Posted on Thursday, July 28th, 2011 at 3:06 pm
Women farmers cut animal fodder for domestic livestock in Basti Machi village. Photo: Pakistan, Concern Worldwide
By Joan Bolger, Communications Officer, US
Standing on the 6-foot-high embankment that encircles the village of Basti Machi in Punjab Province a three-hour drive from the city of Multan, it’s hard to imagine the destruction wrought by the Indus located not 200 meters from here. Just one year ago, super monsoon rains completely submerged large swathes of this province in six feet of water flattening crops, destroying houses and wiping out livelihoods. For the poorest, the effect was catastrophic.
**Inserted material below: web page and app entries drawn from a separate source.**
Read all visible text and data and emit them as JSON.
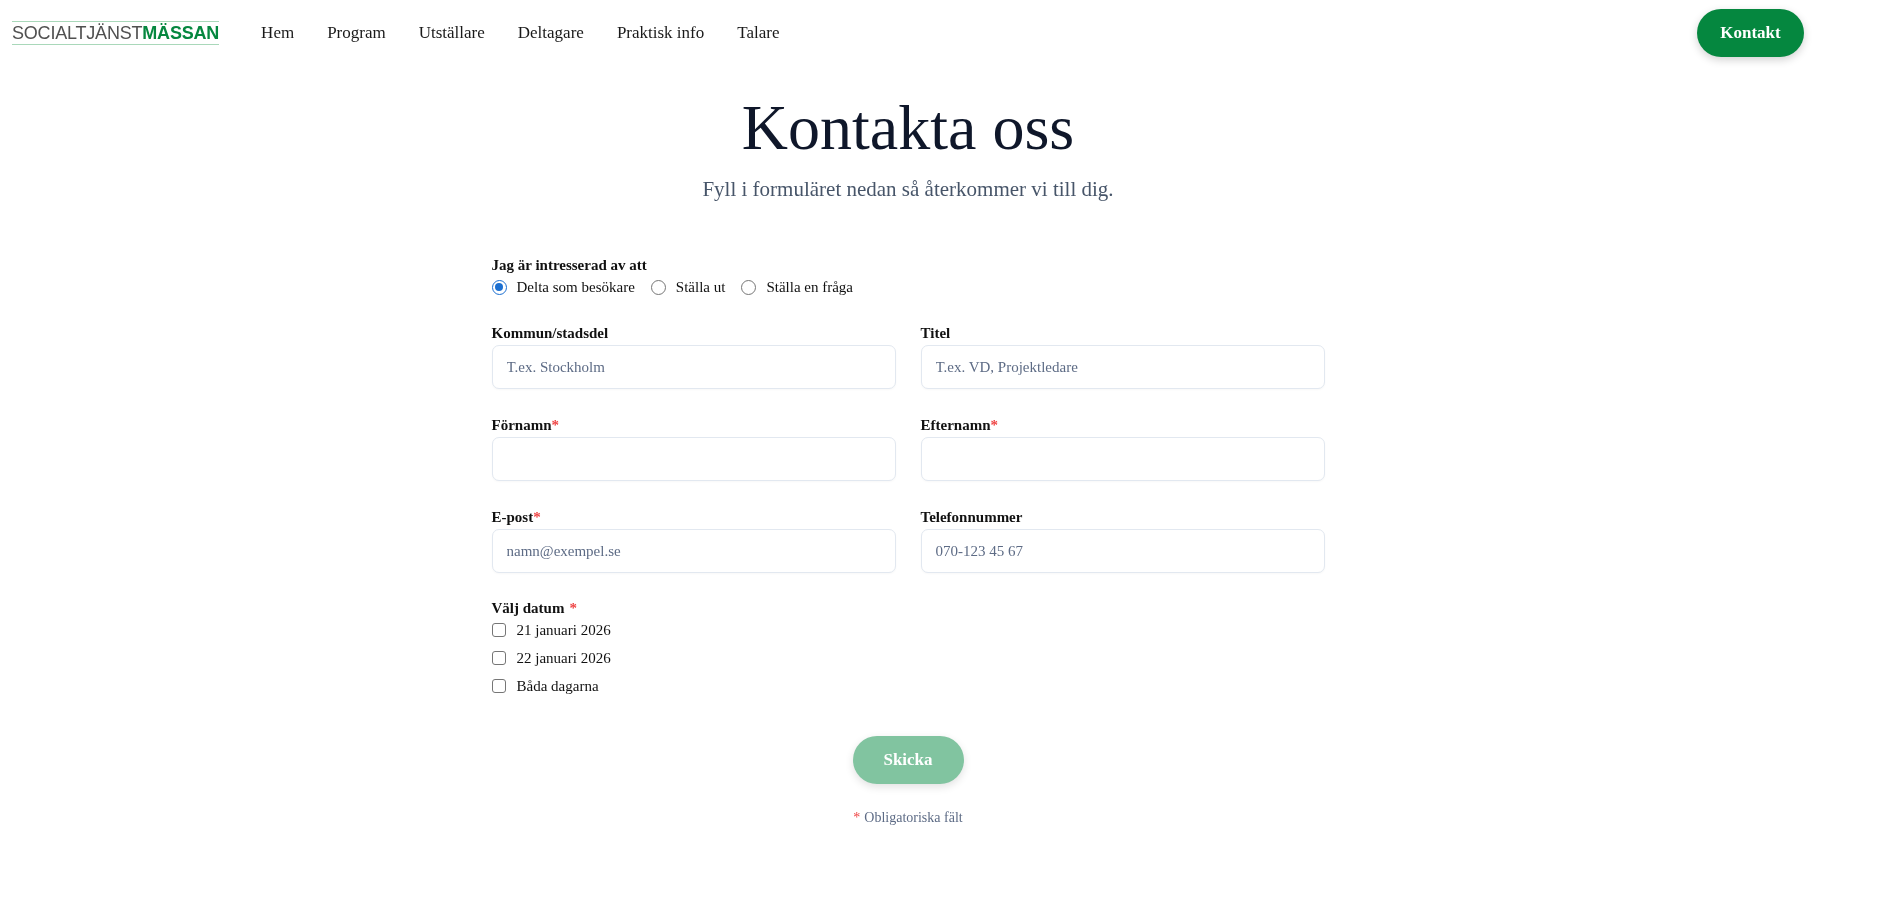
{
  "header": {
    "logo": {
      "light": "SOCIALTJÄNST",
      "bold": "MÄSSAN"
    },
    "nav": [
      "Hem",
      "Program",
      "Utställare",
      "Deltagare",
      "Praktisk info",
      "Talare"
    ],
    "cta": "Kontakt"
  },
  "page": {
    "title": "Kontakta oss",
    "subtitle": "Fyll i formuläret nedan så återkommer vi till dig."
  },
  "form": {
    "interest": {
      "label": "Jag är intresserad av att",
      "options": [
        {
          "label": "Delta som besökare",
          "selected": true
        },
        {
          "label": "Ställa ut",
          "selected": false
        },
        {
          "label": "Ställa en fråga",
          "selected": false
        }
      ]
    },
    "fields": [
      {
        "label": "Kommun/stadsdel",
        "placeholder": "T.ex. Stockholm"
      },
      {
        "label": "Titel",
        "placeholder": "T.ex. VD, Projektledare"
      },
      {
        "label": "Förnamn",
        "required_mark": "*"
      },
      {
        "label": "Efternamn",
        "required_mark": "*"
      },
      {
        "label": "E-post",
        "required_mark": "*",
        "placeholder": "namn@exempel.se"
      },
      {
        "label": "Telefonnummer",
        "placeholder": "070-123 45 67"
      }
    ],
    "dates": {
      "label": "Välj datum",
      "required_mark": "*",
      "options": [
        {
          "label": "21 januari 2026",
          "checked": false
        },
        {
          "label": "22 januari 2026",
          "checked": false
        },
        {
          "label": "Båda dagarna",
          "checked": false
        }
      ]
    },
    "submit": {
      "label": "Skicka",
      "disabled": true
    },
    "footnote": {
      "mark": "*",
      "text": "Obligatoriska fält"
    }
  }
}
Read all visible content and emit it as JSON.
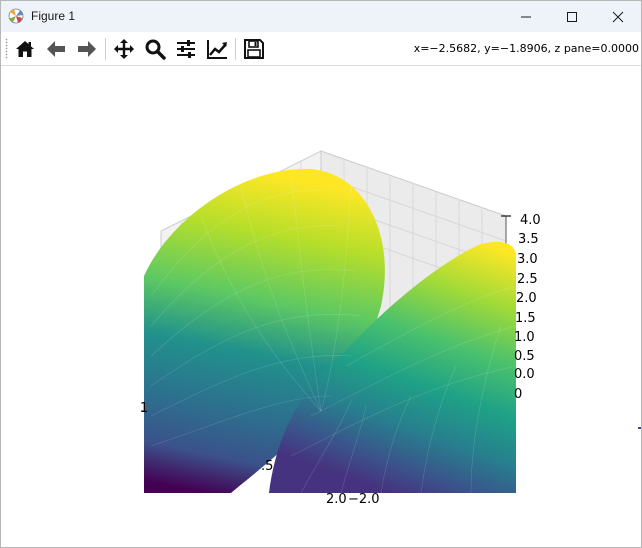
{
  "window": {
    "title": "Figure 1",
    "controls": [
      "minimize",
      "maximize",
      "close"
    ]
  },
  "toolbar": {
    "tools": [
      {
        "name": "home",
        "icon": "home-icon"
      },
      {
        "name": "back",
        "icon": "arrow-left-icon"
      },
      {
        "name": "forward",
        "icon": "arrow-right-icon"
      },
      {
        "name": "pan",
        "icon": "move-icon"
      },
      {
        "name": "zoom",
        "icon": "magnifier-icon"
      },
      {
        "name": "configure-subplots",
        "icon": "sliders-icon"
      },
      {
        "name": "edit-axis",
        "icon": "line-chart-icon"
      },
      {
        "name": "save",
        "icon": "floppy-disk-icon"
      }
    ],
    "coordinates": "x=−2.5682, y=−1.8906, z pane=0.0000"
  },
  "plot": {
    "colormap": "viridis",
    "z_ticks": [
      "4.0",
      "3.5",
      "3.0",
      "2.5",
      "2.0",
      "1.5",
      "1.0",
      "0.5",
      "0.0",
      "0"
    ],
    "bottom_ticks": [
      "2.0",
      "−2.0"
    ],
    "partial_ticks": [
      ".5",
      "1"
    ]
  }
}
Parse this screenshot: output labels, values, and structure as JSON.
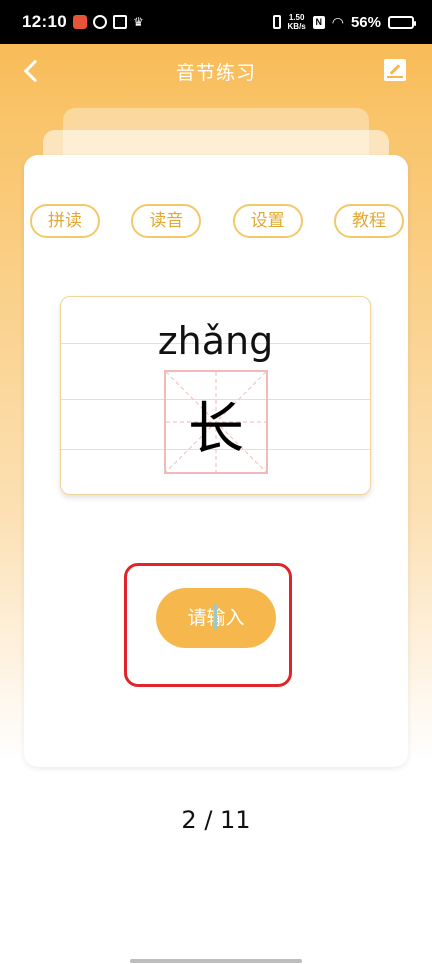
{
  "status_bar": {
    "time": "12:10",
    "network_speed_top": "1.50",
    "network_speed_bottom": "KB/s",
    "nfc_label": "N",
    "battery_text": "56%"
  },
  "nav": {
    "title": "音节练习"
  },
  "tabs": [
    {
      "label": "拼读"
    },
    {
      "label": "读音"
    },
    {
      "label": "设置"
    },
    {
      "label": "教程"
    }
  ],
  "practice": {
    "pinyin": "zhǎng",
    "hanzi": "长"
  },
  "input_button": {
    "label": "请输入"
  },
  "progress": {
    "text": "2 / 11"
  },
  "colors": {
    "accent": "#F6B84C",
    "tab_border": "#F3C86B",
    "highlight": "#E0242A"
  }
}
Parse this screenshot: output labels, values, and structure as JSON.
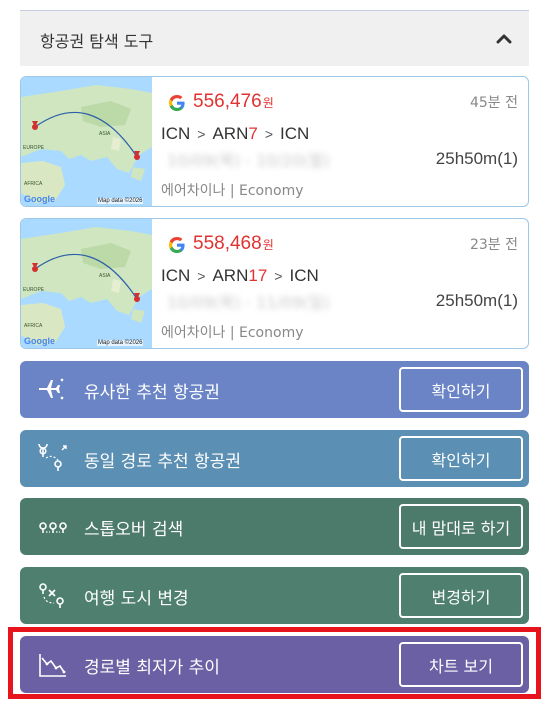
{
  "panel": {
    "title": "항공권 탐색 도구",
    "toggle_icon": "chevron-up-icon"
  },
  "map": {
    "google": "Google",
    "credit": "Map data ©2026",
    "labels": [
      "EUROPE",
      "ASIA",
      "AFRICA"
    ]
  },
  "flights": [
    {
      "price": "556,476",
      "unit": "원",
      "ago": "45분 전",
      "route": {
        "from": "ICN",
        "via": "ARN",
        "stops": "7",
        "to": "ICN"
      },
      "dates_blurred": "10/09(목) - 10/20(월)",
      "duration": "25h50m(1)",
      "airline": "에어차이나 | Economy"
    },
    {
      "price": "558,468",
      "unit": "원",
      "ago": "23분 전",
      "route": {
        "from": "ICN",
        "via": "ARN",
        "stops": "17",
        "to": "ICN"
      },
      "dates_blurred": "10/09(목) - 11/09(일)",
      "duration": "25h50m(1)",
      "airline": "에어차이나 | Economy"
    }
  ],
  "actions": [
    {
      "label": "유사한 추천 항공권",
      "button": "확인하기",
      "color": "#6a84c6",
      "icon": "plane-transfer-icon"
    },
    {
      "label": "동일 경로 추천 항공권",
      "button": "확인하기",
      "color": "#5b8fb3",
      "icon": "route-pins-icon"
    },
    {
      "label": "스톱오버 검색",
      "button": "내 맘대로 하기",
      "color": "#4c7a6b",
      "icon": "stopover-path-icon"
    },
    {
      "label": "여행 도시 변경",
      "button": "변경하기",
      "color": "#4e7f6f",
      "icon": "change-city-icon"
    },
    {
      "label": "경로별 최저가 추이",
      "button": "차트 보기",
      "color": "#6c60a4",
      "icon": "trend-down-icon"
    }
  ],
  "colors": {
    "price_red": "#e03331",
    "highlight_red": "#e8141c",
    "card_border": "#9fc7e6"
  }
}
Nastabebe a 25-year-old mother of one and the appointed leader of this proud village recalls the devastation in quiet, hurried tones. “We rushed, men and women together to build the walls higher around our village after we were warned the waters were coming. With our hands we packed mud to make the walls bigger and wider. We worked day and night, but we could not beat the speed of the river. Everything was lost.” Read the rest of this entry »
Posted on Tuesday, July 19th, 2011 at 3:36 pm
Dosseye Refugee Camp, Southern Chad. Photo: Francesca Reinhardt
By Francesca Reinhardt, Program Support Officer, Chad
At 6:30 am on the dot the rain begins to fall in Goré, southern Chad. It sounds like an avalanche clattering down on the tin roof overhead. This is the sound everyone’s been waiting for with bated breath, because it’s already mid-May and the rains should have started a few weeks ago. But after twenty minutes it stops. Is it a false alarm? There’s no more rain, but the air is thick and heavy and clouds still hover in the distance, promising more. So after a long, hot dry season, the farmers swing into gear.
When to plant is a serious gamble for farmers. If the rains don’t start in earnest, the soil will dry up and precious seeds will get blown away. If they wait too long, it might be too late, and food stores from the year before will have to last even longer. For many subsistence farmers, the months between the end of the harsh dry season and the first harvest are known as the “hunger gap,” when they have to survive on the last of the cereal crop, foraging, and loans.
There is an added danger that if families get too hungry, they will eat the seeds they need to plant for the next harvest, thus threatening their food supply for the following year. Some families hide their seeds in trees, or anywhere else that will keep them out of reach of hungry children. This is obviously a difficult choice for families to make: to have their children go hungry now, or risk starvation the following year. Read the rest of this entry »